Directed by Cameron Menzies ,Wilde’s story has been slightly changed, but it is still a story about how the Giant changes from gruff melancholy and bitterness, to acceptance, change and growth while also making observations about selfishness , integrity and position in society .
The opera has an arresting score by Simon Bruckard and a great libretto by Emma Muir-Smith that combine to moving tell Wilde’s allegorical tale.We follow the story of the giant (Stephen Marsh) as he returns from a long visit to find his garden inhabited by boisterous , noisy children playing . Marred by his childhood, and wanting the garden all to himself, the giant startles the children away and installs a large sign No Children Allowed. The next day (Lucy Scneider) arrives with her fairies (Eliza Bennetts and Miriam Whiting- Reilly) to make the garden bloom and grow, in a delightful, rippling, bubbling trio, but something is awry.
The trio are in bright , colourful pinks , yellows and greens and brandish large yellow dusters. The season quickly changes and ice queen Winter arrives (Hannah Kostros in a stunning slinky white outfit , horns in her hair and feathery detail at the end of her sleeves and neckline).She is joined by her entourage of Snow (Joshua Morton-Galea ), Wind (Nick Sheppard) and Frost (Christopher-Jack Andrew ),all rugged up , with ear muffs ,scarves , coats etc. One has epauletes on his jacket and a snazzy iced moustache, one constantly sneezes , another wears very swanky boots .They are searching for somewhere to live and , discovering the abandoned garden , move in , dragging a shopping trolley with them. Years later, children again manage to creep in and play in the garden.The Giant helps one who has caught his foot and he begins to soften and change and consider sharing it. Eventually Winter disappears and Spring returns.
The Victorian Opera Chamber Orchestra as conducted by Bruckard was in fine form.
The set design by James Browne was quite striking – with a raised, tilted platform dominating, with a fence and doors , and The Giant’s ominous house looming .Various props are used to indicate the change of seasons and a large chair for the final scene is placed centre stage .His costume designs were delightful. Lighting design originally by Eduard Inglés , here realised by Peter Darby was most effective..

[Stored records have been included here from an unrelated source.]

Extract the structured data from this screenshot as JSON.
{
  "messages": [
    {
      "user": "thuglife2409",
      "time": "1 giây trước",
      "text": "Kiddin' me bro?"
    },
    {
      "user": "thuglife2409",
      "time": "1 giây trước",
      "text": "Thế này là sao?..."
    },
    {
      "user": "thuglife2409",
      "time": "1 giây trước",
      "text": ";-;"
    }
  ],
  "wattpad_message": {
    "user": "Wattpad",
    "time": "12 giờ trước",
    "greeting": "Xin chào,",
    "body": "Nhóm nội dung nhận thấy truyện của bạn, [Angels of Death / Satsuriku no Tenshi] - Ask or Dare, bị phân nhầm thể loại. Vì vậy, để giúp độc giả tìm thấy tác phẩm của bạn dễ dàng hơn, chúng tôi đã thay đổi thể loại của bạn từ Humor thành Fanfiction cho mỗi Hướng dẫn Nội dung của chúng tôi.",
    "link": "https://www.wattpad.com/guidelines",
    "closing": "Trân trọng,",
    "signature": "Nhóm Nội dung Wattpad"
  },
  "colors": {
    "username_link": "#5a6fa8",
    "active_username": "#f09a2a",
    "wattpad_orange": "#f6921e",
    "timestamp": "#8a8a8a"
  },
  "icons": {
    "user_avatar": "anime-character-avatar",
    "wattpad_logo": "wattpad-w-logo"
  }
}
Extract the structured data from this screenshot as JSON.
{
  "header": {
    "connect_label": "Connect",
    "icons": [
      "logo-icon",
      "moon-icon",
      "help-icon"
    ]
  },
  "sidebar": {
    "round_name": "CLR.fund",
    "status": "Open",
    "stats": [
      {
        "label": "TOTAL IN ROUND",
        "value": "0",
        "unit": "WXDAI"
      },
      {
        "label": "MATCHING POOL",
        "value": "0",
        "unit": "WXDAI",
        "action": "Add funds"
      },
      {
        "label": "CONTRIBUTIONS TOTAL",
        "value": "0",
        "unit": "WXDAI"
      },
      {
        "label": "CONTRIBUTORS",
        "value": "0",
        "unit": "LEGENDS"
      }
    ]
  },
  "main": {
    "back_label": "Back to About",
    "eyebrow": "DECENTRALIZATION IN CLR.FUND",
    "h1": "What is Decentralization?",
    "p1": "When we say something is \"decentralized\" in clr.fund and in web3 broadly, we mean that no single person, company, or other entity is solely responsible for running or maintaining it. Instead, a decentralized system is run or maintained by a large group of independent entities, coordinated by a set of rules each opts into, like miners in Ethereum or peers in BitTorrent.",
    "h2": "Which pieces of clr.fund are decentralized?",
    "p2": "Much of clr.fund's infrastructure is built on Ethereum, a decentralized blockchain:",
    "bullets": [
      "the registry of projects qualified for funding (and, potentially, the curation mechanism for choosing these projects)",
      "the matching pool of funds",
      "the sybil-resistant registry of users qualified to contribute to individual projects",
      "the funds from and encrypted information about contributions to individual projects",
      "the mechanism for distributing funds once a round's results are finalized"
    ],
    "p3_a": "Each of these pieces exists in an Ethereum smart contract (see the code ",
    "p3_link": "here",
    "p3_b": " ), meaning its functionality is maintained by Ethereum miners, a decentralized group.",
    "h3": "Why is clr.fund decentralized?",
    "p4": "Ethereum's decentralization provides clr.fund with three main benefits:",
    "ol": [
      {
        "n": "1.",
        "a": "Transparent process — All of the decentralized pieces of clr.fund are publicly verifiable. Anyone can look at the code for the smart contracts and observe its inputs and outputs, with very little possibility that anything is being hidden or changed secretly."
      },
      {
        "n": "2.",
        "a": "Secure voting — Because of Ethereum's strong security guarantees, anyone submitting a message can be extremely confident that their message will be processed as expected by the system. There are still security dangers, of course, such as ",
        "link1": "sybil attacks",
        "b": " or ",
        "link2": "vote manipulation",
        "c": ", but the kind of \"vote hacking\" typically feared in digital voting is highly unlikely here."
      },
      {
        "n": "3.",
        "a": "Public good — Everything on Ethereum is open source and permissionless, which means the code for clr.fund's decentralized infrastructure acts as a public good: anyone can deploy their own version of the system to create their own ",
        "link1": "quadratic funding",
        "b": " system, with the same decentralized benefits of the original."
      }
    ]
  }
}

Stephen Marsh as the melancholy eponymous Giant is superb, in his elegant suit and top hat that emphasizes his height. We feel sympathy for him at times but he can also be menacing and grouchy. Much use is made of umbrellas/parasols – pink and twirling for Spring or grey and cold for Winter … Symbolically one of the Spring trio’s umbrellas is left behind when Winter storms in and at times they look like plant leaves growing.
Kostros as Winter is icily commanding, musically perhaps referencing Mozart’s Queen of the Night with her fine performance.

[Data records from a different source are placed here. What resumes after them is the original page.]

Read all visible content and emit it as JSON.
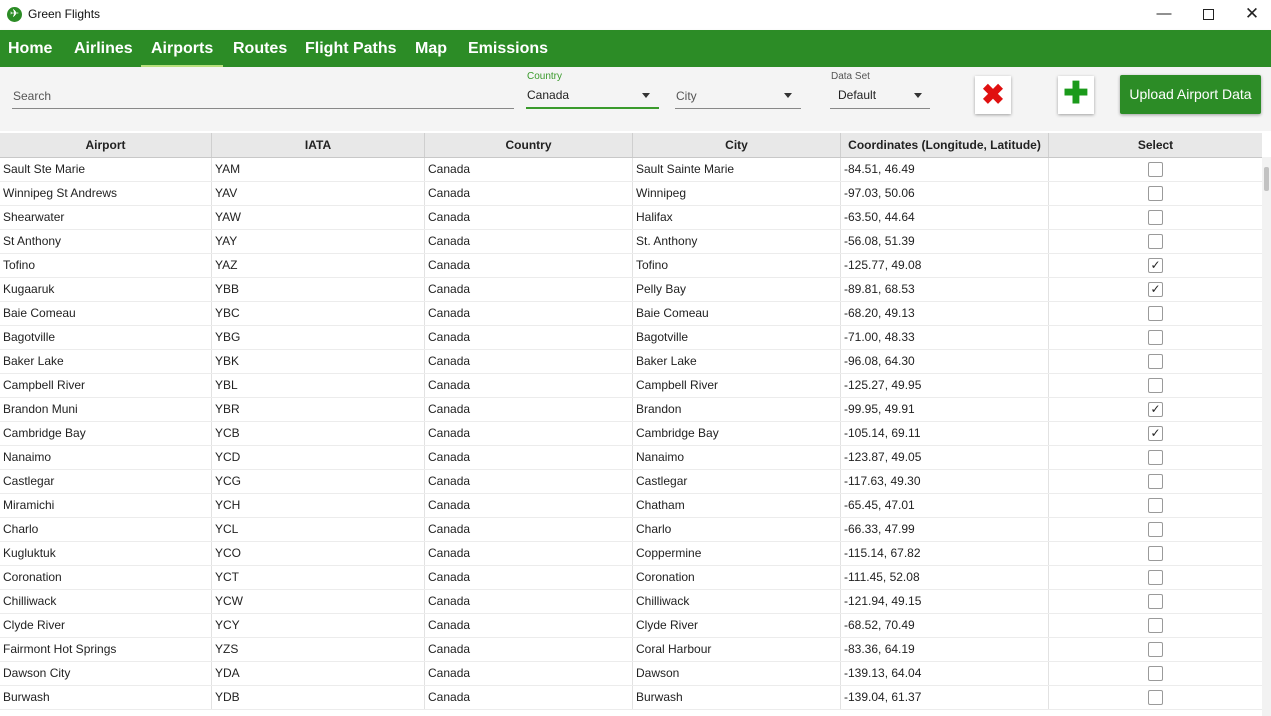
{
  "window": {
    "title": "Green Flights",
    "minimize": "—",
    "close": "✕"
  },
  "nav": {
    "tabs": [
      {
        "label": "Home"
      },
      {
        "label": "Airlines"
      },
      {
        "label": "Airports"
      },
      {
        "label": "Routes"
      },
      {
        "label": "Flight Paths"
      },
      {
        "label": "Map"
      },
      {
        "label": "Emissions"
      }
    ],
    "active": "Airports",
    "accent_color": "#2c8c26"
  },
  "filters": {
    "search_placeholder": "Search",
    "country_label": "Country",
    "country_value": "Canada",
    "city_placeholder": "City",
    "dataset_label": "Data Set",
    "dataset_value": "Default",
    "clear_icon": "✖",
    "add_icon": "✚",
    "upload_label": "Upload Airport Data"
  },
  "table": {
    "columns": [
      "Airport",
      "IATA",
      "Country",
      "City",
      "Coordinates (Longitude, Latitude)",
      "Select"
    ],
    "rows": [
      {
        "airport": "Sault Ste Marie",
        "iata": "YAM",
        "country": "Canada",
        "city": "Sault Sainte Marie",
        "coords": "-84.51, 46.49",
        "selected": false
      },
      {
        "airport": "Winnipeg St Andrews",
        "iata": "YAV",
        "country": "Canada",
        "city": "Winnipeg",
        "coords": "-97.03, 50.06",
        "selected": false
      },
      {
        "airport": "Shearwater",
        "iata": "YAW",
        "country": "Canada",
        "city": "Halifax",
        "coords": "-63.50, 44.64",
        "selected": false
      },
      {
        "airport": "St Anthony",
        "iata": "YAY",
        "country": "Canada",
        "city": "St. Anthony",
        "coords": "-56.08, 51.39",
        "selected": false
      },
      {
        "airport": "Tofino",
        "iata": "YAZ",
        "country": "Canada",
        "city": "Tofino",
        "coords": "-125.77, 49.08",
        "selected": true
      },
      {
        "airport": "Kugaaruk",
        "iata": "YBB",
        "country": "Canada",
        "city": "Pelly Bay",
        "coords": "-89.81, 68.53",
        "selected": true
      },
      {
        "airport": "Baie Comeau",
        "iata": "YBC",
        "country": "Canada",
        "city": "Baie Comeau",
        "coords": "-68.20, 49.13",
        "selected": false
      },
      {
        "airport": "Bagotville",
        "iata": "YBG",
        "country": "Canada",
        "city": "Bagotville",
        "coords": "-71.00, 48.33",
        "selected": false
      },
      {
        "airport": "Baker Lake",
        "iata": "YBK",
        "country": "Canada",
        "city": "Baker Lake",
        "coords": "-96.08, 64.30",
        "selected": false
      },
      {
        "airport": "Campbell River",
        "iata": "YBL",
        "country": "Canada",
        "city": "Campbell River",
        "coords": "-125.27, 49.95",
        "selected": false
      },
      {
        "airport": "Brandon Muni",
        "iata": "YBR",
        "country": "Canada",
        "city": "Brandon",
        "coords": "-99.95, 49.91",
        "selected": true
      },
      {
        "airport": "Cambridge Bay",
        "iata": "YCB",
        "country": "Canada",
        "city": "Cambridge Bay",
        "coords": "-105.14, 69.11",
        "selected": true
      },
      {
        "airport": "Nanaimo",
        "iata": "YCD",
        "country": "Canada",
        "city": "Nanaimo",
        "coords": "-123.87, 49.05",
        "selected": false
      },
      {
        "airport": "Castlegar",
        "iata": "YCG",
        "country": "Canada",
        "city": "Castlegar",
        "coords": "-117.63, 49.30",
        "selected": false
      },
      {
        "airport": "Miramichi",
        "iata": "YCH",
        "country": "Canada",
        "city": "Chatham",
        "coords": "-65.45, 47.01",
        "selected": false
      },
      {
        "airport": "Charlo",
        "iata": "YCL",
        "country": "Canada",
        "city": "Charlo",
        "coords": "-66.33, 47.99",
        "selected": false
      },
      {
        "airport": "Kugluktuk",
        "iata": "YCO",
        "country": "Canada",
        "city": "Coppermine",
        "coords": "-115.14, 67.82",
        "selected": false
      },
      {
        "airport": "Coronation",
        "iata": "YCT",
        "country": "Canada",
        "city": "Coronation",
        "coords": "-111.45, 52.08",
        "selected": false
      },
      {
        "airport": "Chilliwack",
        "iata": "YCW",
        "country": "Canada",
        "city": "Chilliwack",
        "coords": "-121.94, 49.15",
        "selected": false
      },
      {
        "airport": "Clyde River",
        "iata": "YCY",
        "country": "Canada",
        "city": "Clyde River",
        "coords": "-68.52, 70.49",
        "selected": false
      },
      {
        "airport": "Fairmont Hot Springs",
        "iata": "YZS",
        "country": "Canada",
        "city": "Coral Harbour",
        "coords": "-83.36, 64.19",
        "selected": false
      },
      {
        "airport": "Dawson City",
        "iata": "YDA",
        "country": "Canada",
        "city": "Dawson",
        "coords": "-139.13, 64.04",
        "selected": false
      },
      {
        "airport": "Burwash",
        "iata": "YDB",
        "country": "Canada",
        "city": "Burwash",
        "coords": "-139.04, 61.37",
        "selected": false
      }
    ]
  }
}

The Children’s Chorus is full of buoyant enthusiasm, with hand clapping games and skipping .They also act at times as unobtrusive set placers , with leaves or shards of ice or shifting the chair to centre stage for example. This production features student performers from the Melbourne Conservatorium of Music, University of Melbourne, including students from the Master of Music (Opera Performance), Bachelor of Music (Honours) and Bachelor of Music (Voice).
Choreography by Elizabeth Hill-Cooper is stylised but works very effectively around the somewhat constricted set.

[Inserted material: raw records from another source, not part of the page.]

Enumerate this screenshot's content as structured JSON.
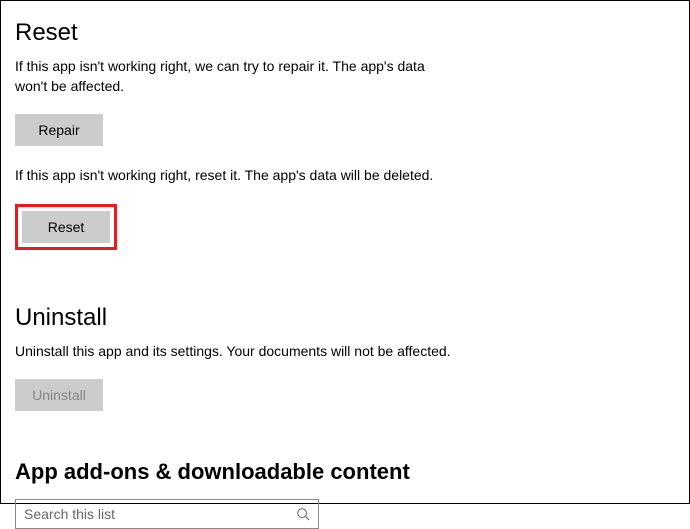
{
  "reset": {
    "heading": "Reset",
    "repair_desc": "If this app isn't working right, we can try to repair it. The app's data won't be affected.",
    "repair_label": "Repair",
    "reset_desc": "If this app isn't working right, reset it. The app's data will be deleted.",
    "reset_label": "Reset"
  },
  "uninstall": {
    "heading": "Uninstall",
    "desc": "Uninstall this app and its settings. Your documents will not be affected.",
    "label": "Uninstall"
  },
  "addons": {
    "heading": "App add-ons & downloadable content",
    "search_placeholder": "Search this list"
  }
}
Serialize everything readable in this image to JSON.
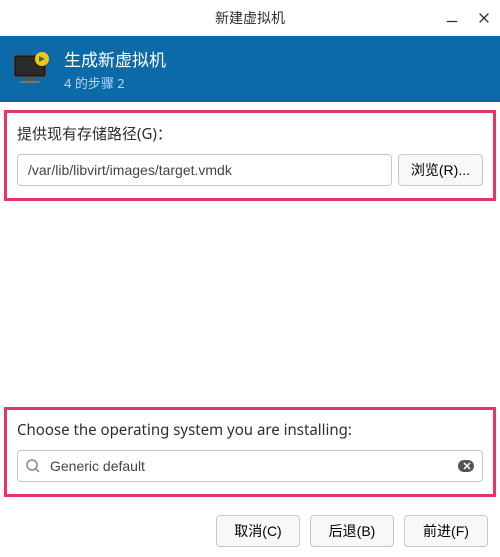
{
  "titlebar": {
    "title": "新建虚拟机"
  },
  "header": {
    "title": "生成新虚拟机",
    "subtitle": "4 的步骤 2"
  },
  "storage": {
    "label": "提供现有存储路径(G)：",
    "path": "/var/lib/libvirt/images/target.vmdk",
    "browse_label": "浏览(R)..."
  },
  "os": {
    "label": "Choose the operating system you are installing:",
    "value": "Generic default"
  },
  "footer": {
    "cancel": "取消(C)",
    "back": "后退(B)",
    "forward": "前进(F)"
  }
}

The opera does not quite follow Wilde’s story at the end, rather the older Giant peacefully ‘ falls asleep ‘ in his large chair centre stage , encompassed by the garden’s leaves and flowers the children present to him .There is a gentle , touching air of acknowledgement and harmony .
A most enchanting opera for all ages .
Running time 60 mins (roughly)
Running time 60 mins (roughly)